With regard to the 4-year rule, the regulations provide that stock acquired from an investor or a related person exceeds a de minimis amount only if the aggregate amount paid for the stock exceeds $10,000 and more than 2% of the stock held by the investor and related persons is acquired. With regard to the 2-year rule, the regulations provide that stock exceeds a de minimis amount only if the aggregate amount paid for the stock exceeds $10,000 and more than 2% of all of the outstanding stock of the issuer is purchased.
In addition, the regulations provide exceptions to the 4-year and 2-year rules for redemptions in connection with certain events. For purposes of such rules, deemed redemptions resulting from transfers of stock by a shareholder to an employee or to an independent contractor in connection with the performance of services (or to a beneficiary of such employee or independent contractor) will not be taken into account. Moreover, redemptions will be disregarded if:
- the stock was acquired in connection with the performance of services as an employee or director and is redeemed incident to the seller's retirement or other bona fide termination;
- under certain circumstances, the stock is redeemed from a decedent's estate, beneficiary, heir, surviving joint tenant, surviving spouse, or trust within 3 years and 9 months of the decedent's death;
- the stock is redeemed incident to the disability or mental incompetency of the seller; or
- the stock is redeemed incident to the divorce of the seller.
Currently, Congress is considering proposed legislation that not only would significantly enhance the benefits of investing in QSB Stock (by, among other things, repealing the alternative minimum tax preference described above), but also would permit larger corporations to issue QSB Stock. While there is no certainty that this legislation will be enacted or that it will be enacted in its present form, investors and issuers should continue to monitor its progress, as it may significantly alter the mechanics and overall effects of Sections 1202 and 1045.

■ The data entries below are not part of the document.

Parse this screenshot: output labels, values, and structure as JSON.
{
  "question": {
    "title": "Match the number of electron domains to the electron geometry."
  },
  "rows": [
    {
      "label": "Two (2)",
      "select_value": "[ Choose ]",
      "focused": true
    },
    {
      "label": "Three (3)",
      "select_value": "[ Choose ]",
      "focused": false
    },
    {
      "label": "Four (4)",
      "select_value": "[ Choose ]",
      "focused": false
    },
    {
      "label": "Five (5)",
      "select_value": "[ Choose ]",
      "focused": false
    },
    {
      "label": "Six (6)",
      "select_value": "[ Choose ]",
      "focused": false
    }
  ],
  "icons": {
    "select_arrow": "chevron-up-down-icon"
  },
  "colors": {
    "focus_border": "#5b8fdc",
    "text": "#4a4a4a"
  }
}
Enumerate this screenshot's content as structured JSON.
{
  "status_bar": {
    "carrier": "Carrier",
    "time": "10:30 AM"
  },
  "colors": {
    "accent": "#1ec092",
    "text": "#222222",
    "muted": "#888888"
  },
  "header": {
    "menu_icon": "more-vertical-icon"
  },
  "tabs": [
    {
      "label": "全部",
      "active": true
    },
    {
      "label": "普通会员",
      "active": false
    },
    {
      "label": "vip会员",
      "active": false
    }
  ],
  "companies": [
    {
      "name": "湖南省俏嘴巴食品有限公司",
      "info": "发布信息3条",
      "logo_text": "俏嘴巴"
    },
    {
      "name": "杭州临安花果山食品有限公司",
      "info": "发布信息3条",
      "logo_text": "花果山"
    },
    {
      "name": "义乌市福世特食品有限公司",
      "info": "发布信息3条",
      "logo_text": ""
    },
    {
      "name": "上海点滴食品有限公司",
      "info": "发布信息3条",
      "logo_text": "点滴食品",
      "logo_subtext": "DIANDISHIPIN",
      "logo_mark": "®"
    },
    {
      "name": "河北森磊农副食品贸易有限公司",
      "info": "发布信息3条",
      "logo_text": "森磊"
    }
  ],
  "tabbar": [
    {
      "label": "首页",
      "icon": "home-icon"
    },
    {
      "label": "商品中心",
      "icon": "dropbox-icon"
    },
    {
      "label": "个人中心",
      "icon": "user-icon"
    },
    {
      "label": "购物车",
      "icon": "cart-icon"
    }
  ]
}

Particularly in light of the regulations recently promulgated by the Treasury, investors should consider the significant benefits that may become available to them by properly structuring their investments as investments in QSB Stock. Similarly, issuers should consider the fact that if they properly ensure that their stock is QSB Stock, they may be able to enhance its value, perhaps with little or no additional cost.
Nevertheless, Sections 1202 and 1045 are quite complex, spanning several pages of statutory text, and only some of their provisions, benefits, and implications are summarized in this Tax Advisory. Moreover, the various states afford differing treatment to, or may even have their own versions of, Sections 1202 and 1045. Accordingly, investors and issuers should consult with their tax advisors regarding their specific circumstances prior to relying on Sections 1202 and 1045.